Segment Start: Stored data

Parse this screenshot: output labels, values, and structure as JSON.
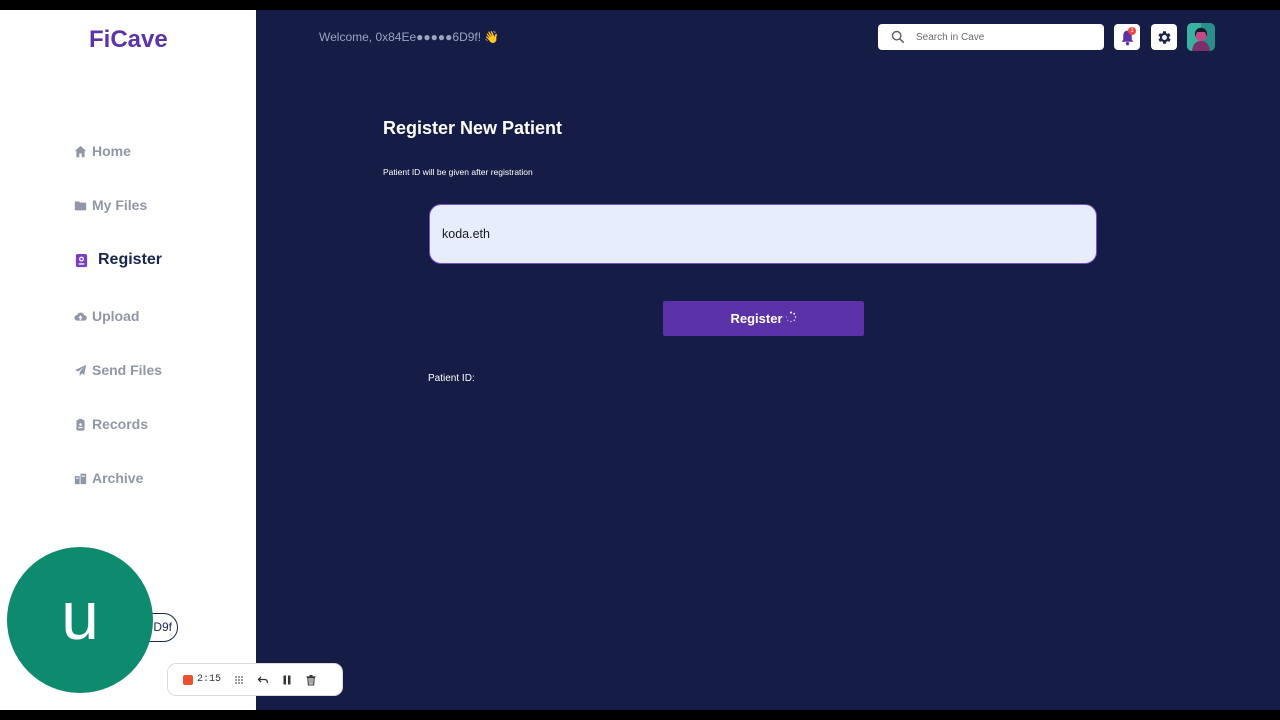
{
  "app": {
    "logo": "FiCave"
  },
  "sidebar": {
    "items": [
      {
        "label": "Home",
        "icon": "home-icon"
      },
      {
        "label": "My Files",
        "icon": "folder-icon"
      },
      {
        "label": "Register",
        "icon": "id-card-icon",
        "active": true
      },
      {
        "label": "Upload",
        "icon": "cloud-upload-icon"
      },
      {
        "label": "Send Files",
        "icon": "paper-plane-icon"
      },
      {
        "label": "Records",
        "icon": "clipboard-icon"
      },
      {
        "label": "Archive",
        "icon": "archive-icon"
      }
    ],
    "wallet_suffix": "D9f"
  },
  "header": {
    "welcome": "Welcome, 0x84Ee●●●●●6D9f! 👋",
    "search_placeholder": "Search in Cave",
    "notification_count": "1"
  },
  "main": {
    "title": "Register New Patient",
    "subtitle": "Patient ID will be given after registration",
    "name_value": "koda.eth",
    "register_label": "Register",
    "patient_id_label": "Patient ID:"
  },
  "overlay": {
    "user_initial": "u",
    "recording_time": "2:15"
  },
  "colors": {
    "accent": "#5b32a7",
    "main_bg": "#151c45",
    "sidebar_bg": "#ffffff",
    "bubble": "#0e8a6f",
    "record": "#ee5130"
  }
}
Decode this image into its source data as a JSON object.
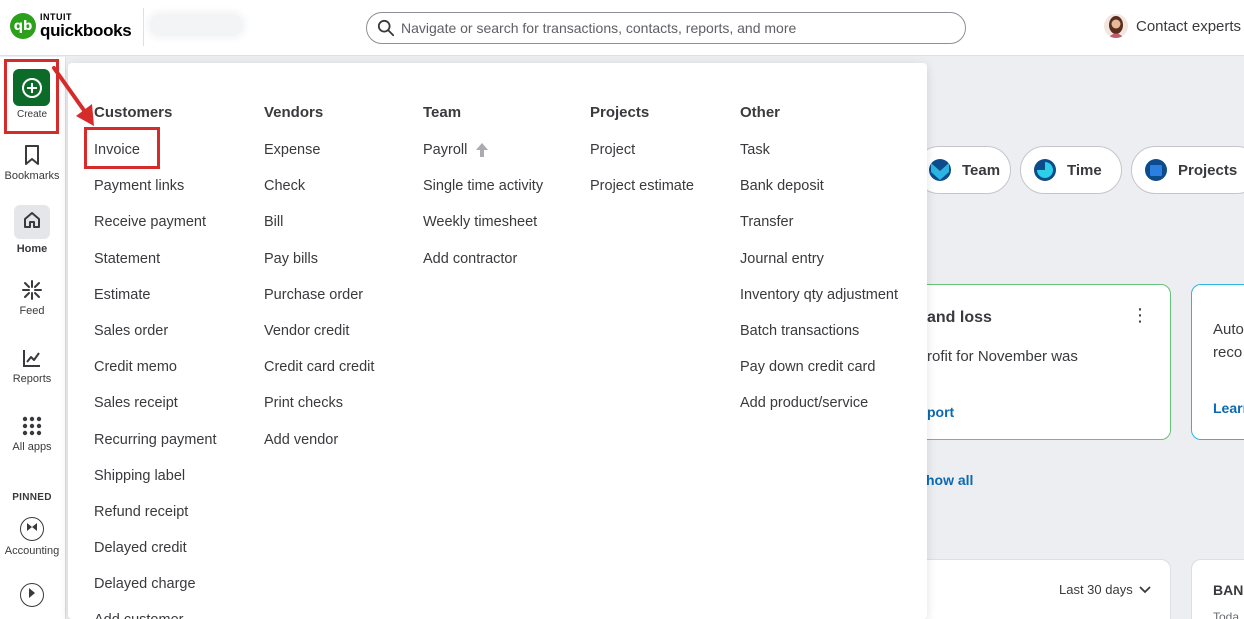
{
  "brand": {
    "intuit": "INTUIT",
    "product": "quickbooks",
    "mark": "qb",
    "color": "#2ca01c"
  },
  "search": {
    "placeholder": "Navigate or search for transactions, contacts, reports, and more"
  },
  "header": {
    "contact_label": "Contact experts"
  },
  "nav": {
    "create": "Create",
    "bookmarks": "Bookmarks",
    "home": "Home",
    "feed": "Feed",
    "reports": "Reports",
    "all_apps": "All apps",
    "pinned": "PINNED",
    "accounting": "Accounting"
  },
  "dashboard": {
    "chips": [
      "Team",
      "Time",
      "Projects"
    ],
    "pl_card": {
      "title": "and loss",
      "text": "rofit for November was",
      "link": "port"
    },
    "side_card": {
      "line1": "Auto",
      "line2": "reco",
      "link": "Learn"
    },
    "show_all": "how all",
    "bottom_filter": "Last 30 days",
    "bottom_right": "BANK",
    "bottom_right_sub": "Toda"
  },
  "menu": {
    "columns": [
      {
        "heading": "Customers",
        "items": [
          "Invoice",
          "Payment links",
          "Receive payment",
          "Statement",
          "Estimate",
          "Sales order",
          "Credit memo",
          "Sales receipt",
          "Recurring payment",
          "Shipping label",
          "Refund receipt",
          "Delayed credit",
          "Delayed charge",
          "Add customer"
        ]
      },
      {
        "heading": "Vendors",
        "items": [
          "Expense",
          "Check",
          "Bill",
          "Pay bills",
          "Purchase order",
          "Vendor credit",
          "Credit card credit",
          "Print checks",
          "Add vendor"
        ]
      },
      {
        "heading": "Team",
        "items": [
          "Payroll",
          "Single time activity",
          "Weekly timesheet",
          "Add contractor"
        ]
      },
      {
        "heading": "Projects",
        "items": [
          "Project",
          "Project estimate"
        ]
      },
      {
        "heading": "Other",
        "items": [
          "Task",
          "Bank deposit",
          "Transfer",
          "Journal entry",
          "Inventory qty adjustment",
          "Batch transactions",
          "Pay down credit card",
          "Add product/service"
        ]
      }
    ]
  },
  "colors": {
    "create_bg": "#0d6b2a",
    "highlight": "#d52b2b",
    "link": "#0b6ab3"
  }
}
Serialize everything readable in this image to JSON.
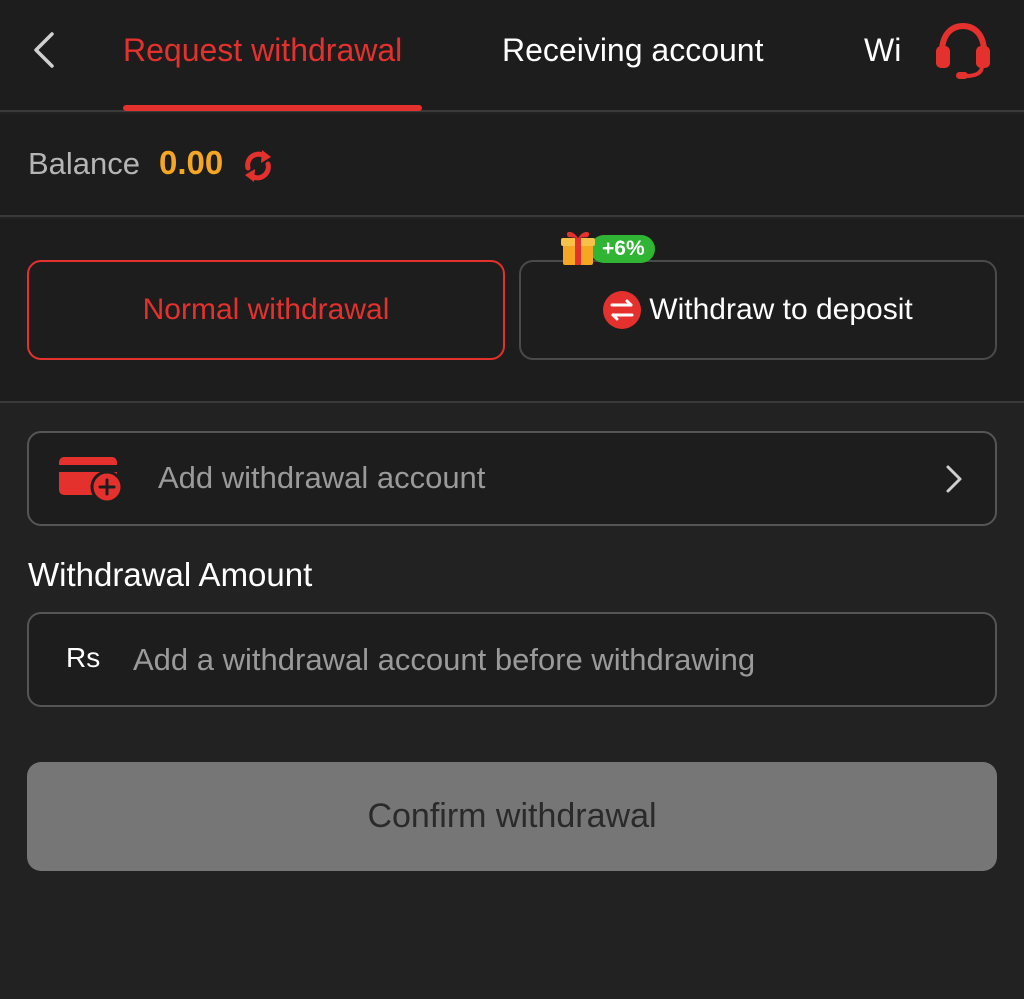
{
  "header": {
    "tabs": [
      {
        "label": "Request withdrawal",
        "active": true
      },
      {
        "label": "Receiving account",
        "active": false
      },
      {
        "label": "Wi",
        "active": false
      }
    ],
    "back_icon": "chevron-left-icon",
    "support_icon": "headset-icon"
  },
  "balance": {
    "label": "Balance",
    "value": "0.00",
    "refresh_icon": "refresh-icon"
  },
  "methods": {
    "normal_label": "Normal withdrawal",
    "deposit_label": "Withdraw to deposit",
    "bonus": "+6%",
    "selected": "normal"
  },
  "account": {
    "placeholder": "Add withdrawal account"
  },
  "amount": {
    "label": "Withdrawal Amount",
    "currency": "Rs",
    "placeholder": "Add a withdrawal account before withdrawing",
    "value": ""
  },
  "confirm": {
    "label": "Confirm withdrawal",
    "enabled": false
  },
  "colors": {
    "accent": "#e5312e",
    "balance": "#f5a623",
    "bonus": "#2fb533",
    "background": "#222222",
    "disabled_button": "#767676"
  }
}
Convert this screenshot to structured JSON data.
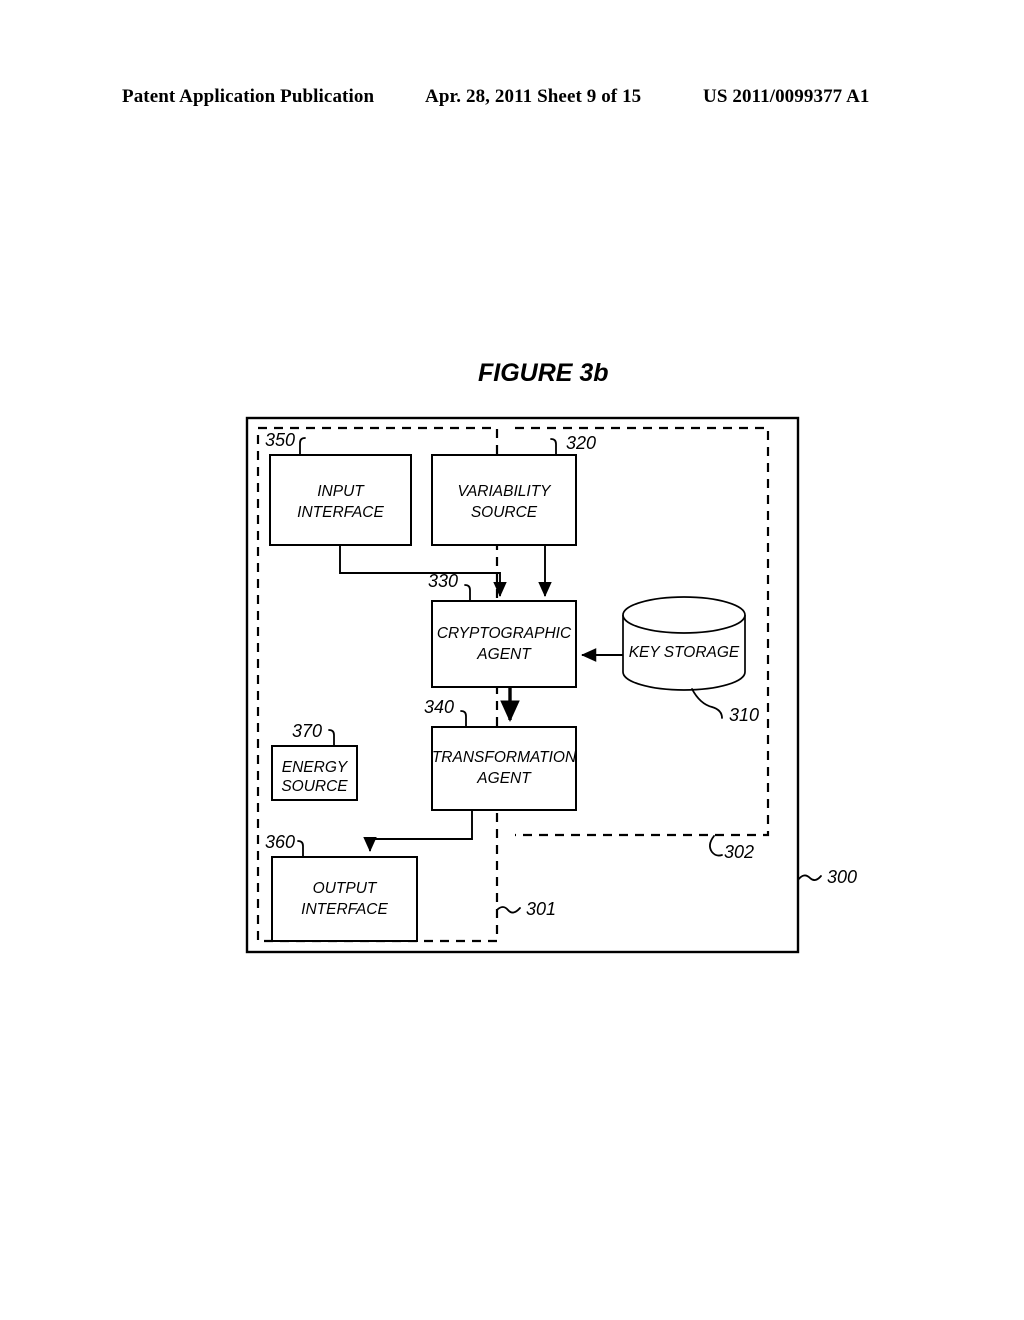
{
  "header": {
    "left": "Patent Application Publication",
    "middle": "Apr. 28, 2011  Sheet 9 of 15",
    "right": "US 2011/0099377 A1"
  },
  "figure": {
    "title": "FIGURE 3b",
    "boxes": [
      {
        "id": "input-interface",
        "ref": "350",
        "line1": "INPUT",
        "line2": "INTERFACE"
      },
      {
        "id": "variability-source",
        "ref": "320",
        "line1": "VARIABILITY",
        "line2": "SOURCE"
      },
      {
        "id": "cryptographic-agent",
        "ref": "330",
        "line1": "CRYPTOGRAPHIC",
        "line2": "AGENT"
      },
      {
        "id": "transformation-agent",
        "ref": "340",
        "line1": "TRANSFORMATION",
        "line2": "AGENT"
      },
      {
        "id": "energy-source",
        "ref": "370",
        "line1": "ENERGY",
        "line2": "SOURCE"
      },
      {
        "id": "output-interface",
        "ref": "360",
        "line1": "OUTPUT",
        "line2": "INTERFACE"
      },
      {
        "id": "key-storage",
        "ref": "310",
        "line1": "KEY STORAGE",
        "line2": ""
      }
    ],
    "regions": [
      {
        "id": "region-301",
        "ref": "301"
      },
      {
        "id": "region-302",
        "ref": "302"
      },
      {
        "id": "outer-frame-300",
        "ref": "300"
      }
    ],
    "colors": {
      "ink": "#000000",
      "paper": "#ffffff"
    }
  }
}
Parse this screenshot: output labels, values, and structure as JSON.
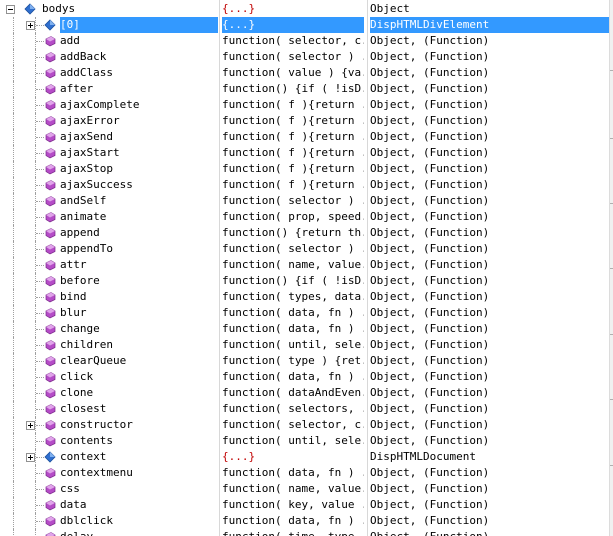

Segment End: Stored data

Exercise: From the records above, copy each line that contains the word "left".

Task response:
    "back_icon": "chevron-left-icon",
    "left": "Patent Application Publication",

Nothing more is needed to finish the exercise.